When they get the sound right in the oddly-shaped rectangular venue at JJ’s–as each band did on Friday night–you get the makings of a magical night. While it may not be the premier spot for acts in Chattanooga that it once was, JJ’s Bohemia serves an important niche for the music scene. For Friday night’s line-up, each band shared the distinction of featuring a female lead vocalist. And I will say, in each case, the singers had such strong voices–and presences–they lifted the music to an even higher level of quality, especially when you consider that in a venue such as JJ’s, subtlety can be difficult to achieve.
Stagolee, a seasoned, indie-rock, blues-based band started off the night. They began as a duo in Starkville, Mississippi, but are currently based out of Nashville. They balance an eclectic mix of genres, at times sounding like an indie pop rock band, at others folk rock–and everything in between these apparent distances. As the opening act, they really laid down it down. We all knew this was not going to be amateur night.

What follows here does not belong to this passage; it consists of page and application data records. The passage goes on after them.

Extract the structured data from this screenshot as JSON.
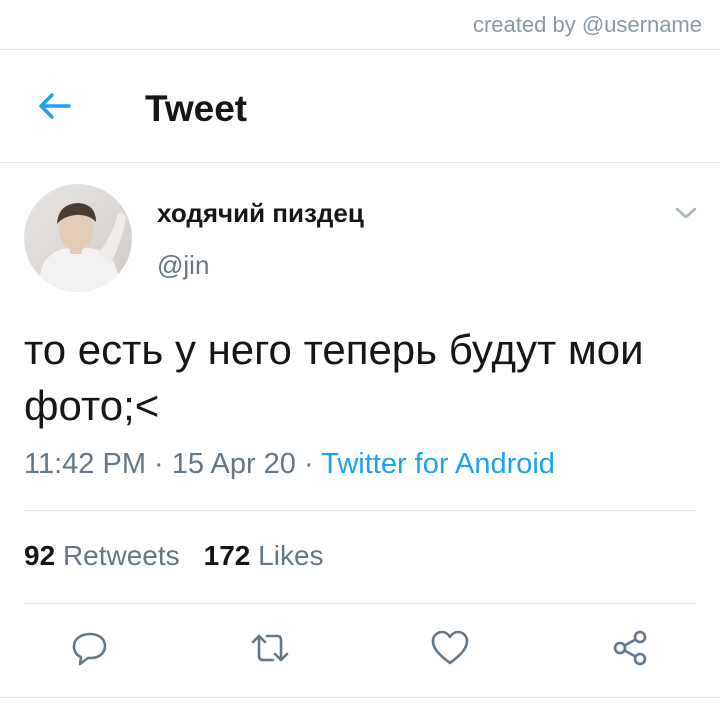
{
  "watermark": "created by @username",
  "header": {
    "title": "Tweet"
  },
  "tweet": {
    "display_name": "ходячий пиздец",
    "handle": "@jin",
    "text": "то есть у него теперь будут мои фото;<",
    "time": "11:42 PM",
    "date": "15 Apr 20",
    "separator": "·",
    "source": "Twitter for Android"
  },
  "stats": {
    "retweets_count": "92",
    "retweets_label": "Retweets",
    "likes_count": "172",
    "likes_label": "Likes"
  },
  "icons": {
    "back": "arrow-left-icon",
    "caret": "chevron-down-icon",
    "reply": "reply-icon",
    "retweet": "retweet-icon",
    "like": "heart-icon",
    "share": "share-icon"
  },
  "colors": {
    "accent": "#1da1f2",
    "text": "#14171a",
    "secondary": "#657786",
    "divider": "#e1e8ed"
  }
}
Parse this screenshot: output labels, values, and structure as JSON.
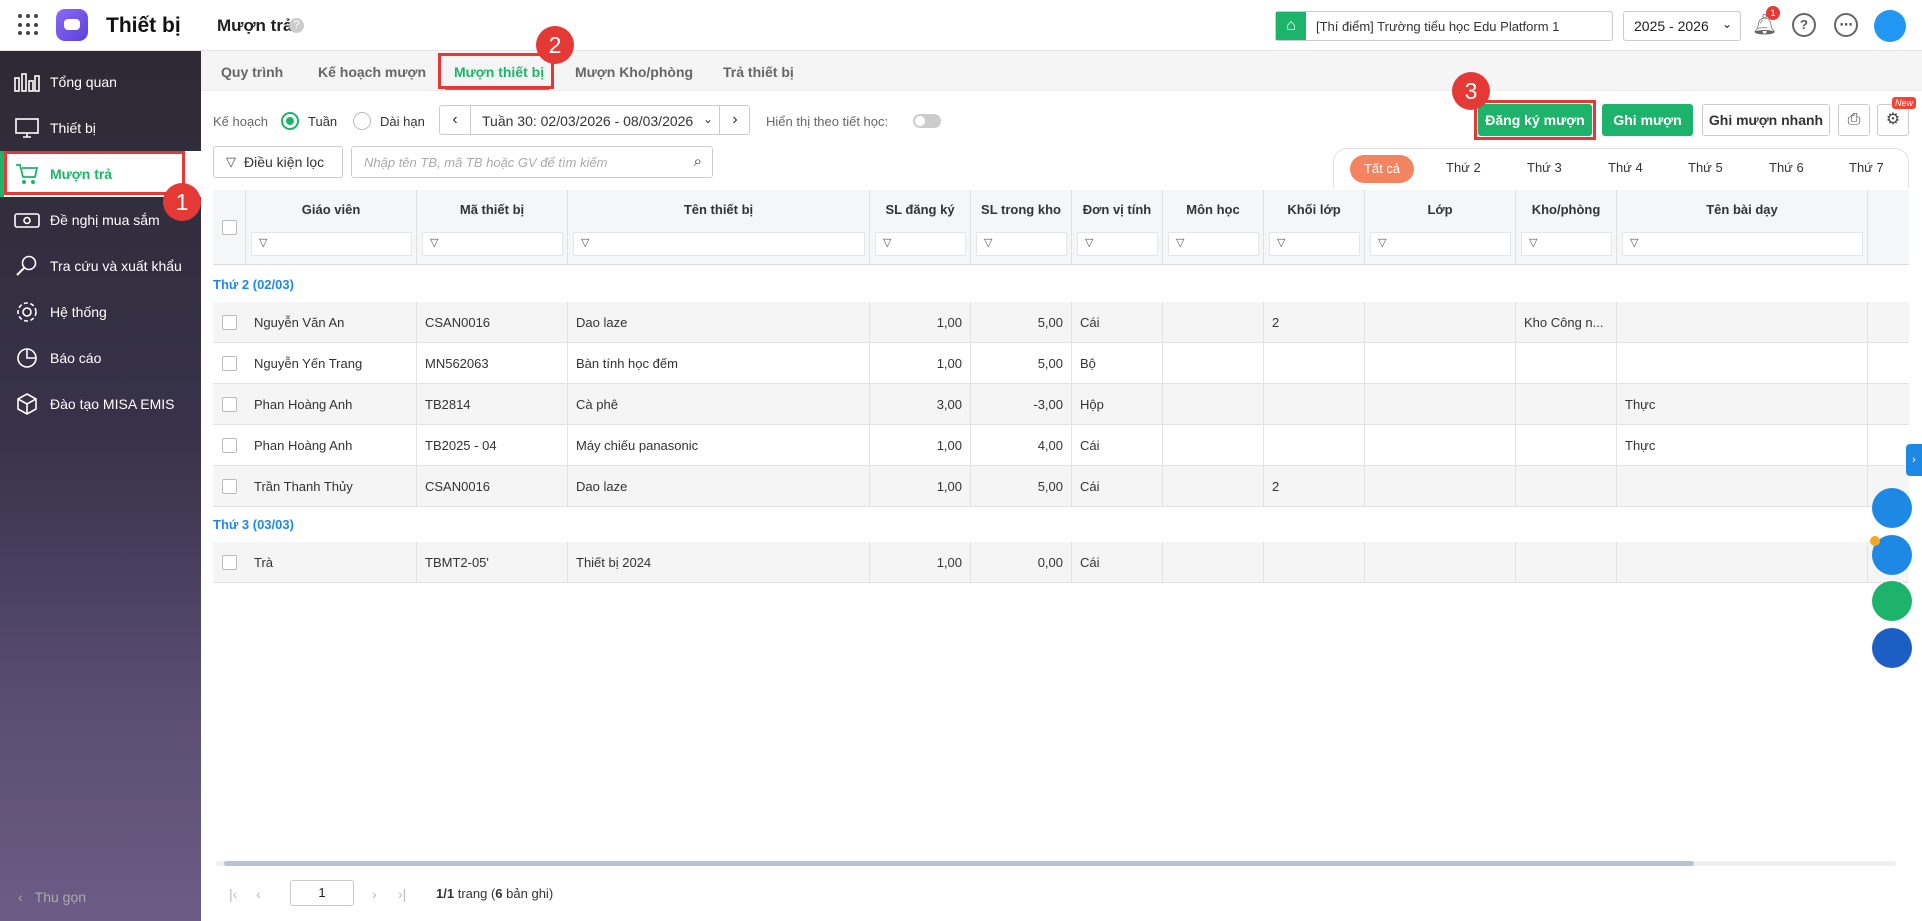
{
  "app": {
    "title": "Thiết bị"
  },
  "page": {
    "title": "Mượn trả",
    "help": "?"
  },
  "header": {
    "school": "[Thí điểm] Trường tiểu học Edu Platform 1",
    "year": "2025 - 2026",
    "notif_count": "1"
  },
  "sidebar": {
    "items": [
      {
        "label": "Tổng quan",
        "icon": "dashboard-icon"
      },
      {
        "label": "Thiết bị",
        "icon": "monitor-icon"
      },
      {
        "label": "Mượn trả",
        "icon": "cart-icon",
        "active": true
      },
      {
        "label": "Đề nghị mua sắm",
        "icon": "money-icon"
      },
      {
        "label": "Tra cứu và xuất khẩu",
        "icon": "search-icon"
      },
      {
        "label": "Hệ thống",
        "icon": "gear-icon"
      },
      {
        "label": "Báo cáo",
        "icon": "pie-chart-icon"
      },
      {
        "label": "Đào tạo MISA EMIS",
        "icon": "box-icon"
      }
    ],
    "collapse": "Thu gọn"
  },
  "tabs": [
    "Quy trình",
    "Kế hoạch mượn",
    "Mượn thiết bị",
    "Mượn Kho/phòng",
    "Trả thiết bị"
  ],
  "annotations": [
    "1",
    "2",
    "3"
  ],
  "toolbar": {
    "plan_label": "Kế hoạch",
    "radio_week": "Tuần",
    "radio_long": "Dài hạn",
    "week_value": "Tuần 30: 02/03/2026 - 08/03/2026",
    "show_by_period": "Hiển thị theo tiết học:",
    "register_btn": "Đăng ký mượn",
    "borrow_btn": "Ghi mượn",
    "quick_borrow_btn": "Ghi mượn nhanh",
    "new_tag": "New",
    "filter_btn": "Điều kiện lọc",
    "search_placeholder": "Nhập tên TB, mã TB hoặc GV để tìm kiếm"
  },
  "day_tabs": [
    "Tất cả",
    "Thứ 2",
    "Thứ 3",
    "Thứ 4",
    "Thứ 5",
    "Thứ 6",
    "Thứ 7"
  ],
  "table": {
    "columns": [
      "Giáo viên",
      "Mã thiết bị",
      "Tên thiết bị",
      "SL đăng ký",
      "SL trong kho",
      "Đơn vị tính",
      "Môn học",
      "Khối lớp",
      "Lớp",
      "Kho/phòng",
      "Tên bài dạy"
    ],
    "groups": [
      {
        "title": "Thứ 2 (02/03)",
        "rows": [
          {
            "teacher": "Nguyễn Văn An",
            "code": "CSAN0016",
            "name": "Dao laze",
            "reg": "1,00",
            "stock": "5,00",
            "unit": "Cái",
            "subject": "",
            "grade": "2",
            "cls": "",
            "room": "Kho Công n...",
            "lesson": ""
          },
          {
            "teacher": "Nguyễn Yến Trang",
            "code": "MN562063",
            "name": "Bàn tính học đếm",
            "reg": "1,00",
            "stock": "5,00",
            "unit": "Bộ",
            "subject": "",
            "grade": "",
            "cls": "",
            "room": "",
            "lesson": ""
          },
          {
            "teacher": "Phan Hoàng Anh",
            "code": "TB2814",
            "name": "Cà phê",
            "reg": "3,00",
            "stock": "-3,00",
            "unit": "Hộp",
            "subject": "",
            "grade": "",
            "cls": "",
            "room": "",
            "lesson": "Thực"
          },
          {
            "teacher": "Phan Hoàng Anh",
            "code": "TB2025 - 04",
            "name": "Máy chiếu panasonic",
            "reg": "1,00",
            "stock": "4,00",
            "unit": "Cái",
            "subject": "",
            "grade": "",
            "cls": "",
            "room": "",
            "lesson": "Thực"
          },
          {
            "teacher": "Trần Thanh Thủy",
            "code": "CSAN0016",
            "name": "Dao laze",
            "reg": "1,00",
            "stock": "5,00",
            "unit": "Cái",
            "subject": "",
            "grade": "2",
            "cls": "",
            "room": "",
            "lesson": ""
          }
        ]
      },
      {
        "title": "Thứ 3 (03/03)",
        "rows": [
          {
            "teacher": "Trà",
            "code": "TBMT2-05'",
            "name": "Thiết bị 2024",
            "reg": "1,00",
            "stock": "0,00",
            "unit": "Cái",
            "subject": "",
            "grade": "",
            "cls": "",
            "room": "",
            "lesson": ""
          }
        ]
      }
    ]
  },
  "pager": {
    "page": "1",
    "pages": "1/1",
    "word_page": "trang",
    "records": "6",
    "word_records": "bản ghi"
  },
  "colors": {
    "accent": "#1db36b",
    "annotation": "#e53935",
    "group": "#1e88e5"
  }
}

Ashley and the Xs are a Chattanoooga-based band who’ve recently added my very own brother, John Prevost, as a bassist to their own distinctive mix. Actually, John brings a custom-made electric, eight-string guitar to the mix (three of the eight strings correlate to a standard bass, the A, D, and G strings). It brings all the bass you need, and more importantly also offers the possibilities of bass-like chordal structures, which give the music an extra dimension and natural sophistication. Besides the obvious strength of Ashley’s performance and vocal quality, in a lot of ways the band centers around the metronomic-precision of Dan Walker on the drums. In spite of this being the first time the band has played out in several months, and with the recent addition of a fifth member, they more than held their own between the two touring acts from Knoxville and Nashville between them.
It was my own loss that I was out back for most of Christabel and the Jons. When you have three bands, as JJ’s often does, and when the first act doesn’t begin until, what? 10:30? sometimes it can become an endurance race to hang in there. When I did come back in, I witnessed an especially distinctive, impressive act who look like they’re on a quest for greater things yet, and there’s not reason to think they won’t. If the upright bass and accordion aren’t enough to catch your attention, the semi-hollow Gibson guitar is sure to resonate. An original act, I hear they’ve already done a commercial for Apple.
What a night. If JJ’s can keep bringing in such seasoned talent, and perhaps shifting back the opening acts and pretending we’re on Central Time Zone, they’re sure to keep bringing the crowds.